### What is required:
Leaving out the pictures, write the following records exactly as they read.

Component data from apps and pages
▼
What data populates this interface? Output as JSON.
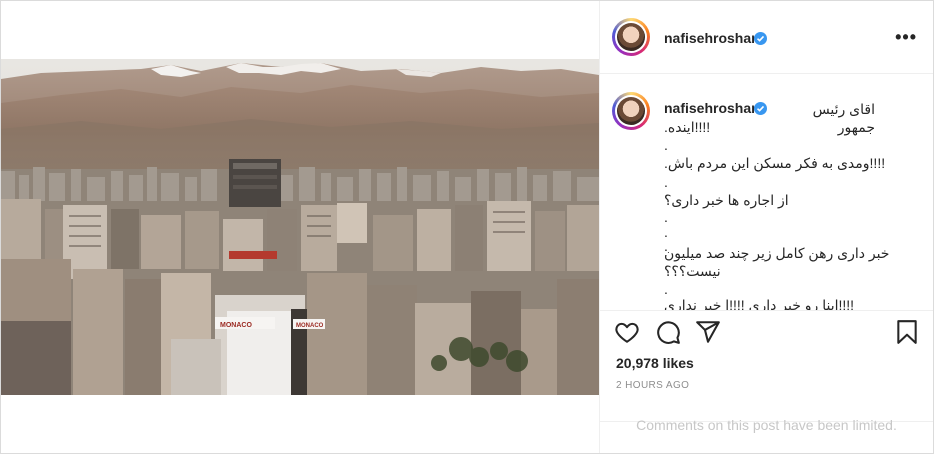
{
  "post": {
    "username": "nafisehroshan",
    "verified_icon": "verified-badge-icon",
    "more_icon": "more-options-icon",
    "caption_lines": [
      "اقای رئیس جمهور",
      "!!!!اینده.",
      ".",
      "!!!!ومدی به فکر مسکن این مردم باش.",
      ".",
      "از اجاره ها خبر داری؟",
      ".",
      ".",
      ".",
      "خبر داری رهن کامل زیر چند صد میلیون",
      "نیست؟؟؟",
      ".",
      "!!!!اینا رو خبر داری !!!!ا خبر نداری"
    ],
    "likes": "20,978 likes",
    "time": "2 HOURS AGO",
    "comments_notice": "Comments on this post have been limited.",
    "icons": {
      "like": "heart-icon",
      "comment": "comment-icon",
      "share": "share-icon",
      "save": "bookmark-icon"
    },
    "photo_sign": "MONACO"
  }
}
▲
### Task response:
What data populates this interface? Output as JSON.
{
  "post": {
    "username": "nafisehroshan",
    "verified_icon": "verified-badge-icon",
    "more_icon": "more-options-icon",
    "caption_lines": [
      "اقای رئیس جمهور",
      "!!!!اینده.",
      ".",
      "!!!!ومدی به فکر مسکن این مردم باش.",
      ".",
      "از اجاره ها خبر داری؟",
      ".",
      ".",
      ".",
      "خبر داری رهن کامل زیر چند صد میلیون",
      "نیست؟؟؟",
      ".",
      "!!!!اینا رو خبر داری !!!!ا خبر نداری"
    ],
    "likes": "20,978 likes",
    "time": "2 HOURS AGO",
    "comments_notice": "Comments on this post have been limited.",
    "icons": {
      "like": "heart-icon",
      "comment": "comment-icon",
      "share": "share-icon",
      "save": "bookmark-icon"
    },
    "photo_sign": "MONACO"
  }
}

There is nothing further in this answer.